Editorial: No lack of health carePierce County is fortunate to be located in the midst of a large array of health care providers.
Pierce County is fortunate to be located in the midst of a large array of health care providers.
Not only do county residents have ready access to hospitals and clinics in the Twin Cities, but the world-renowned Mayo Clinic in Rochester, Minn., isn’t all that distant. Whether a serious illness or the effects of old age, people here can find facilities suited to their needs.
But it’s comforting to know health care outlets even closer to home are also interested in the area public’s well-being. Fairview, which operates a hospital in Red Wing and a clinic in Ellsworth, and Allina, with its hospital in River Falls plus Western Wisconsin Medical Associates and its clinics in the village and Spring Valley, have all invested considerably to take care of the county’s population.
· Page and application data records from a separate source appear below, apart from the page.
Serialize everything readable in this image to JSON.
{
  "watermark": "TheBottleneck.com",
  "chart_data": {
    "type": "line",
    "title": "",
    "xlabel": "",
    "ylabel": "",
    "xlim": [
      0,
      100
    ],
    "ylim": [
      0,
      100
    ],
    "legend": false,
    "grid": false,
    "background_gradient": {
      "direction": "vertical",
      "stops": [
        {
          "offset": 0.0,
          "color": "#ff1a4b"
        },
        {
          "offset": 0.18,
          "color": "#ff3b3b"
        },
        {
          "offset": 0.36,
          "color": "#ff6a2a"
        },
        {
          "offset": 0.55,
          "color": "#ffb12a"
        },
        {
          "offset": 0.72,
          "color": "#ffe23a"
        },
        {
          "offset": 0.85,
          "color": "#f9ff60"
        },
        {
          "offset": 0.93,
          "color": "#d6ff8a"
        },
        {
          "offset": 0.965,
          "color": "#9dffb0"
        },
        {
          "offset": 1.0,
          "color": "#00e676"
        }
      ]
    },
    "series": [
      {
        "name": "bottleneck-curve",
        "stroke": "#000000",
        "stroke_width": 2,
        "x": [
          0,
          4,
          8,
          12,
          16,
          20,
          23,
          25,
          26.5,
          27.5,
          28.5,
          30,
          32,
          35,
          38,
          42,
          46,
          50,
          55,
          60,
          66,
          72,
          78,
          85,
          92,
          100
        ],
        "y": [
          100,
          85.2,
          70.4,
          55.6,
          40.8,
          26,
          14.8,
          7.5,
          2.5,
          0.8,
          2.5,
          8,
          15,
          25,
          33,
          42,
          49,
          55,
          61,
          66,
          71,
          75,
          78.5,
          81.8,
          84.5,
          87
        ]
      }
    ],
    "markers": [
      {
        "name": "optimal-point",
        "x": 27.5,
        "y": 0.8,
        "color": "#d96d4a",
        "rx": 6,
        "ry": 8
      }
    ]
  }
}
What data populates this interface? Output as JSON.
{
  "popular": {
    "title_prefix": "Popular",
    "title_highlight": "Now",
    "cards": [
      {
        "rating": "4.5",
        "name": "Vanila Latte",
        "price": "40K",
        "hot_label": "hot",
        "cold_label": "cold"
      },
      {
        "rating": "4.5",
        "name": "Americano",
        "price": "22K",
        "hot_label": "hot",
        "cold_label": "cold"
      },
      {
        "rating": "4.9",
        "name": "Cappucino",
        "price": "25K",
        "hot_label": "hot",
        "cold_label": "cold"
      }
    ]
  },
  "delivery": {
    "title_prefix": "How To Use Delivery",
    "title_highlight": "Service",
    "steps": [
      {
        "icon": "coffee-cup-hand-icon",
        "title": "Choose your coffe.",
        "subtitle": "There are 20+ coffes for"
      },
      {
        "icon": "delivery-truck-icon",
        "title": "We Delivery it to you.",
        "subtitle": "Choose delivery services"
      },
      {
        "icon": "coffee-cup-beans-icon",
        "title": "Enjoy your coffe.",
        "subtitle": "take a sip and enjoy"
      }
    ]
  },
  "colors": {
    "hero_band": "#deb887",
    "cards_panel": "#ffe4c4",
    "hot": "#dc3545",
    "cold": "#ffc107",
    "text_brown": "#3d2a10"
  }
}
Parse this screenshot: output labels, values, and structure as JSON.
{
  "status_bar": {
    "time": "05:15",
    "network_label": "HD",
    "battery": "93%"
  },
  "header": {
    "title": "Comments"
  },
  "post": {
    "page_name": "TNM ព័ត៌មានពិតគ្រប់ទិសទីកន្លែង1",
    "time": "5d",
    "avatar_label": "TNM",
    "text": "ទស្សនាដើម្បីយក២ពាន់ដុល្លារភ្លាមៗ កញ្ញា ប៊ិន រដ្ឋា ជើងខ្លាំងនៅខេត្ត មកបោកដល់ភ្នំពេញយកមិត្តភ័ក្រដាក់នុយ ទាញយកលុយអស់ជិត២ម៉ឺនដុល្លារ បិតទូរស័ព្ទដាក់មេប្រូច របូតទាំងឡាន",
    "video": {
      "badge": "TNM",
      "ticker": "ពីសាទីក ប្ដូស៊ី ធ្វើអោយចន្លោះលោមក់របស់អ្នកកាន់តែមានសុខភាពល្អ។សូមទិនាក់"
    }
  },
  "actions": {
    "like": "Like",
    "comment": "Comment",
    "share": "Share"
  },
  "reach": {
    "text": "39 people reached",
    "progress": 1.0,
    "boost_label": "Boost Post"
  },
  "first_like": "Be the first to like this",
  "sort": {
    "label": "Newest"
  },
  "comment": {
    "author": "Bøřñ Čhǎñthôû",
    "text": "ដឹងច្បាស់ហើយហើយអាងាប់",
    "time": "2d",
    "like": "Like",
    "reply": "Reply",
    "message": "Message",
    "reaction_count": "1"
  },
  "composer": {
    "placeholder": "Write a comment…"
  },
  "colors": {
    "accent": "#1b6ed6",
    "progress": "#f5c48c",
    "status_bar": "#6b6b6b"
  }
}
An example of this commitment occurred this spring when the Kinnickinnic Health Foundation and River Falls Area Hospital held a community gathering in the county seat. Officials from the organizations talked with local leaders about their work and issues facing the region.
Attendees were told the two entities are striving to identify ways to respond to some of those issues. Several concerns were raised, including a desire for more care options for seniors, along with more preventative health programs, and the dilemma low-income families face from limited health care options, particularly ones unable to take advantage of the Free Clinic in River Falls.
Among the specialties and services emphasized by the hospital are the availabilities of cardiovascular care and rehabilitation therapists focused on reconditioning and prevention. A long-term care approach aims at participants regaining functioning and becoming as independent as possible. Home care allows for recuperation and hospice care serves the terminally ill.
Such other offerings as a birth center, emergency department, sports medicine rehabilitation and wellness center, expanded surgery center and outpatient procedure center, as well as sleep center, give patients a lot of options close by.
The foundation, which has partnered with the hospital, has already realized its goal of a free clinic and is now raising funds to establish chemotherapy services at RFAH. It awards scholarships to nontraditional students pursuing health care careers. Pierce County Public Health for its sharps disposal program and United Way St. Croix Valley for its food resource center are a couple of the foundation’s grant recipients.
Health matters are important to everyone, so having this kind of support right in the county’s back yard should promote peace of mind.